During an earlier interview with the Paris Review in 1981, he stated that literature is nothing but carpentry. “Writing something is almost as hard as making a table. With both you are working with reality, a material just as hard as wood. Both are full of tricks and techniques. Basically very little magic and a lot of hard work are involved.” Best known as the author of One Hundred Years of Solitude and Love in the Time of Cholera, García Márquez won the Nobel Prize in Literature,in 1982.
Here is a short story by the late, great author:
The Handsomest Drowned Man in the World
By Gabriel Garcia Marquez
THE FIRST CHILDREN who saw the dark and slinky bulge approaching through the sea let themselves think it was an enemy ship. Then they saw it had no flags or masts and they thought it was a whale. But when it washed up on the beach, they removed the clumps of seaweed, the jellyfish tentacles, and the remains of fish and flotsam, and only then did they see that it was a drowned man.
They had been playing with him all afternoon, burying him in the sand and digging him up again, when someone chanced to see them and spread the alarm in the village. The men who carried him to the nearest house noticed that he weighed more than any dead man they had ever known, almost as much as a horse, and they said to each other that maybe he’d been floating too long and the water had got into his bones.
When they laid him on the floor they said he’d been taller than all other men because there was barely enough room for him in the house, but they thought that maybe the ability to keep on growing after death was part of the nature of certain drowned men. He had the smell of the sea about him and only his shape gave one to suppose that it was the corpse of a human being, because the skin was covered with a crust of mud and scales. They did not even have to clean off his face to know that the dead man was a stranger.
The village was made up of only twenty-odd wooden houses that had stone courtyards with no flowers and which were spread about on the end of a desert-like cape. There was so little land that mothers always went about with the fear that the wind would carry off their children and the few dead that the years had caused among them had to be thrown off the cliffs. But the sea was calm and bountiful and all the men fitted into seven boats. So when they found the drowned man they simply had to look at one another to see that they were all there.
That night they did not go out to work at sea. While the men went to find out if anyone was missing in neighboring villages, the women stayed behind to care for the drowned man. They took the mud off with grass swabs, they removed the underwater stones entangled in his hair, and they scraped the crust off with tools used for scaling fish. As they were doing that they noticed that the vegetation on him came from faraway oceans and deep water and that his clothes were in tatters, as if he had sailed through labyrinths of coral.
They noticed too that he bore his death with pride, for he did not have the lonely look of other drowned men who came out of the sea or that haggard, needy look of men who drowned in rivers. But only when they finished cleaning him off did they become aware of the kind of man he was and it left them breathless. Not only was he the tallest, strongest, most virile, and best built man they had ever seen, but even though they were looking at him there was no room for him in their imagination.

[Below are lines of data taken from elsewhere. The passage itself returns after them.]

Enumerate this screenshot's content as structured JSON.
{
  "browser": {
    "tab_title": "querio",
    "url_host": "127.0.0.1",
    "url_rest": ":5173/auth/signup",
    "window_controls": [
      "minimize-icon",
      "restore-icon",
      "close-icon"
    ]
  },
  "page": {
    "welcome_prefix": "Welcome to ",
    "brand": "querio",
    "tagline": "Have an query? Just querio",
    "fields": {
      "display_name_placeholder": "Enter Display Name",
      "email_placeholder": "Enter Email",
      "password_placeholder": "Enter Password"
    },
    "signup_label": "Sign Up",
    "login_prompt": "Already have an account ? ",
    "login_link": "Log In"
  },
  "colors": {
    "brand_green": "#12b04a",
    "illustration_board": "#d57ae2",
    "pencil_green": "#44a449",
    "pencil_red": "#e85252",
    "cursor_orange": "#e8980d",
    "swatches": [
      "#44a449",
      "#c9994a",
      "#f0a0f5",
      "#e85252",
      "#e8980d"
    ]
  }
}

Continued here: The Handsomest Drowned Man In The World
See also his Nobel acceptance lecture: Gabriel García Márquez – Nobel Lecture: The Solitude of Latin America